On the occasion of the Java programming language’s 25th anniversary, Oracle just recently announced a pretty nice discount on the Java 11 SE Developer Certification. For a limited period of time you can get the exam, which normally costs something around $ 250 and the accompanying course, which, I believe, is even more expensive, for a total of $ 25.
At Frachtwerk, we decided to take the chance and give all backend developers the opportunity to get certified. Today, I had my exam and here are my thoughts on the journey to get there.
The course’s target audience includes developers, who already have a decent amount of experience with programming in Java, but not necessarily are experts, yet. Motivation for taking the course could be to further improve your skills or to specifically prepare for the certification. A certification like this, in turn, can help developers set themselves apart from potential competitors on the job market.
I, personally, have been developing web applications in Java for a few years now and would consider my experience and language skills fairly advanced. However, I was surprised how much I could still learn, though. I even got to know feature of Java that I haven’t had heard of before.
Contents of the course range from the most essential things like types, variables, loops and conditions over inheritance principles, streams, I/O and JDBC throughout to low-level multi-threading and concurrency concepts and details about the fairly new Java 9 module system.
Overall, my experience with the course was very good! All content is of overly high quality, explanations are clear and understandable and the topics covered are not at all only superficial, but indeed quite advanced. At the end of each section there are quizzes for reviewing your knowledge.

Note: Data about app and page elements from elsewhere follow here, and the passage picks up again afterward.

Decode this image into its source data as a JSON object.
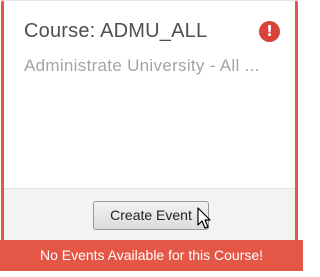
{
  "card": {
    "title": "Course: ADMU_ALL",
    "subtitle": "Administrate University - All ...",
    "alert_icon": "exclamation-icon",
    "alert_glyph": "!"
  },
  "footer": {
    "create_event_label": "Create Event"
  },
  "banner": {
    "message": "No Events Available for this Course!"
  },
  "colors": {
    "accent_red": "#e45646",
    "alert_red": "#d9413b",
    "title_text": "#4f4f4f",
    "subtitle_text": "#a4a4a4"
  }
}
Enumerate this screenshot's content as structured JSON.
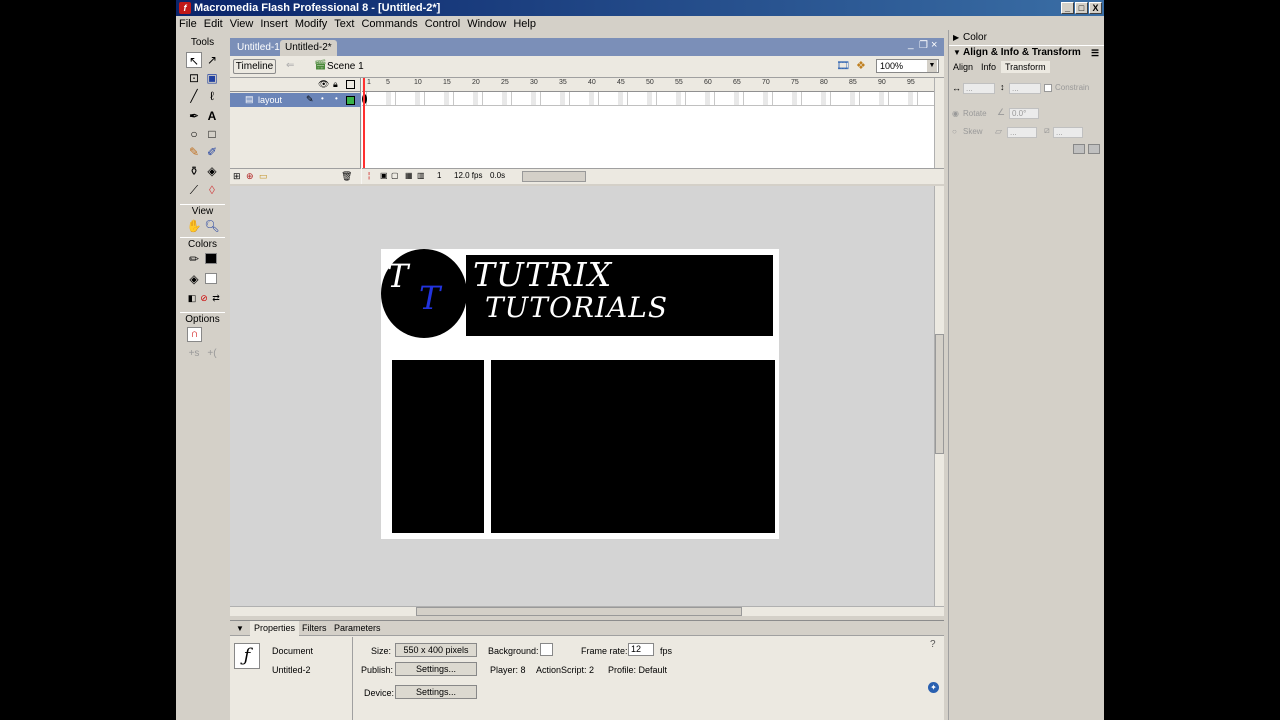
{
  "app": {
    "title": "Macromedia Flash Professional 8 - [Untitled-2*]",
    "icon": "flash-app-icon",
    "window_buttons": [
      "_",
      "□",
      "X"
    ]
  },
  "menu": [
    "File",
    "Edit",
    "View",
    "Insert",
    "Modify",
    "Text",
    "Commands",
    "Control",
    "Window",
    "Help"
  ],
  "tools": {
    "title": "Tools",
    "view_label": "View",
    "colors_label": "Colors",
    "options_label": "Options"
  },
  "document": {
    "tabs": [
      "Untitled-1*",
      "Untitled-2*"
    ],
    "active_tab": 1,
    "timeline_button": "Timeline",
    "scene": "Scene 1",
    "zoom": "100%",
    "doc_controls": [
      "_",
      "❐",
      "×"
    ]
  },
  "timeline": {
    "layer_name": "layout",
    "ruler_ticks": [
      "1",
      "5",
      "10",
      "15",
      "20",
      "25",
      "30",
      "35",
      "40",
      "45",
      "50",
      "55",
      "60",
      "65",
      "70",
      "75",
      "80",
      "85",
      "90",
      "95"
    ],
    "current_frame": "1",
    "fps": "12.0 fps",
    "time": "0.0s"
  },
  "stage": {
    "logo_letters": [
      "T",
      "T"
    ],
    "banner_line1": "TUTRIX",
    "banner_line2": "TUTORIALS",
    "colors": {
      "blue": "#2233dd",
      "black": "#000000",
      "white": "#ffffff"
    }
  },
  "properties": {
    "tabs": [
      "Properties",
      "Filters",
      "Parameters"
    ],
    "doc_type": "Document",
    "doc_name": "Untitled-2",
    "size_label": "Size:",
    "size_value": "550 x 400 pixels",
    "background_label": "Background:",
    "framerate_label": "Frame rate:",
    "framerate_value": "12",
    "fps_label": "fps",
    "publish_label": "Publish:",
    "settings_label": "Settings...",
    "player_label": "Player: 8",
    "actionscript_label": "ActionScript: 2",
    "profile_label": "Profile: Default",
    "device_label": "Device:",
    "device_settings_label": "Settings..."
  },
  "right_panel": {
    "color_title": "Color",
    "align_title": "Align & Info & Transform",
    "tabs": [
      "Align",
      "Info",
      "Transform"
    ],
    "constrain": "Constrain",
    "rotate": "Rotate",
    "skew": "Skew",
    "rotate_value": "0.0°"
  }
}
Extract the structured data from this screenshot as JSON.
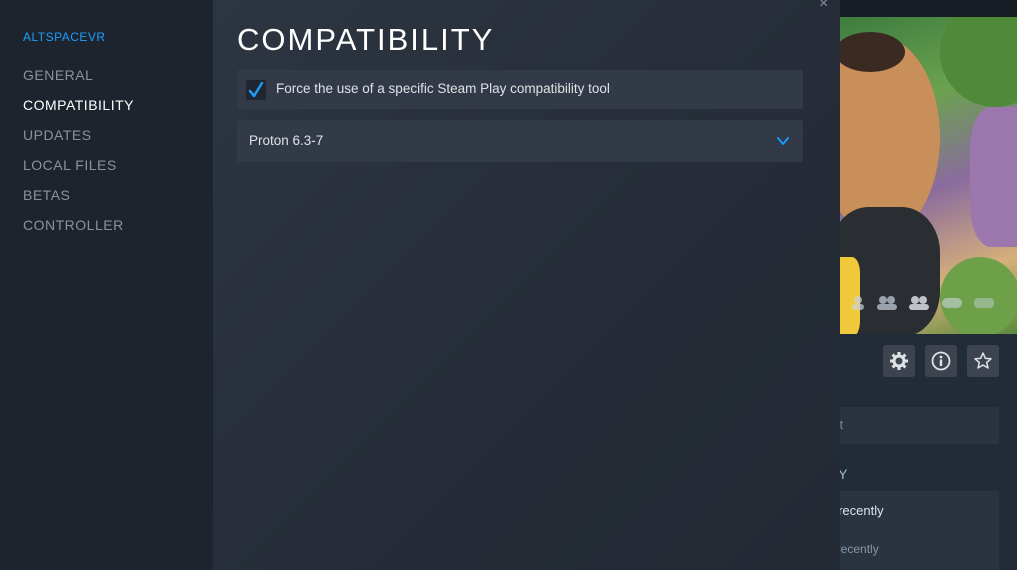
{
  "modal": {
    "game_name": "ALTSPACEVR",
    "nav": [
      {
        "label": "GENERAL",
        "active": false
      },
      {
        "label": "COMPATIBILITY",
        "active": true
      },
      {
        "label": "UPDATES",
        "active": false
      },
      {
        "label": "LOCAL FILES",
        "active": false
      },
      {
        "label": "BETAS",
        "active": false
      },
      {
        "label": "CONTROLLER",
        "active": false
      }
    ],
    "title": "COMPATIBILITY",
    "force_option": {
      "label": "Force the use of a specific Steam Play compatibility tool",
      "checked": true
    },
    "tool_select": {
      "value": "Proton 6.3-7"
    },
    "close_glyph": "×"
  },
  "background": {
    "support_partial": "ort",
    "play_header_partial": "LAY",
    "friends_played_partial": "ed recently",
    "friends_played_partial_2": "ed recently",
    "action_icons": [
      "gear-icon",
      "info-icon",
      "star-icon"
    ]
  },
  "colors": {
    "accent": "#1a9fff",
    "modal_bg": "#2b323d",
    "sidebar_bg": "#1e242d",
    "row_bg": "#323a47"
  }
}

Here are a few examples of such questions:
Experienced Java developers might easily skip the first ten chapters, however, the higher ones were actually very interesting to me.
Among others, I got to learn about how type erasure of generics works, what heap pollution is, how the
volatile type modifier functions and that interfaces can have private, non-abstract methods.
Especially since it is free, I would definitely recommend the course, even to experienced Java developers.
After I had spent about 1.5 full work days for preparation, I eventually felt confident enough to register for the exam. It takes place online and you can choose from a variety of different dates and times.
I was perfectly satisfied with the learning path so far. However, there were a few points about the exam which I did not quite like that much.
While the certification program itself is offered by Oracle, the exam takes place through an external provider called Pearson VUE. Being spezialized on online exams, they take various measures to prevent cheating. In principle, this is a positive thing. I could not take a certificate seriously if I knew that you could google during the exam or do partner work. However, in my opinion, things were a bit too strict here.
First of all, you have to download and install a desktop application through which the exam itself is conducted. Unfortunately, it is only available for Windows and Mac and it turned out to be non-trivial to find a non-Linux computer with webcam and microphone at our office. The program runs full-screen and you can not exit to your desktop or other programs from it, which makes sense. Also, it automatically kills processes like
anydesk.exe and all kinds of software you might be able to use for cheating.
Before the exam starts, you are assigned an instructor, who, apparently, is an employee at Pearson VUE, sitting in a call center somewhere. He or she asks you to upload pictures of your surrounding environment, including your desk. Also, you need to provide your ID card. The guy asked me to remove nearly everything except my notebook from my desk. You are not allowed to have pen and paper on your desk, no smartphone, no smartwatch, no food or drinks, except water.
So far so good. However, at some point, things started to get a little ridiculous for my taste. I have an external monitor on my desk, which I was asked to unplug and show the unplugged power supply cable on webcam. During the exam, you are constantly being monitored through cam and microphone. If your face disappears on the webcam, you failed. If another person enters the room, you failed. A point at which I started to get annoyed was when the guy told me to not speak and not move my lips. I tend to speak questions and answers to myself while I analyze and think about them. Not allowed. I wanted to take a short break for a moment and look out of the window. Immediately, the guy reached out to me to remind me that if I looked away from my screen again, he would have to cancel my exam. Being monitored in such a strict way was distracting.
Eventually, I passed the exam after 90 minutes and 50 multiple-choice coding questions and got my certificate. The only disappointing thing about it is the fact that my last name,
Mütsch, is instead written as
M%C3%Btsch on it. I would not have guessed that non-ASCII characters like German umlauts would still be a problem in 2021. But anyway, I am happy that I passed the exam, which, indeed, was way harder than I would have expected.
All in all, I am still happy with this experience and would recommend it to any Java developer, too.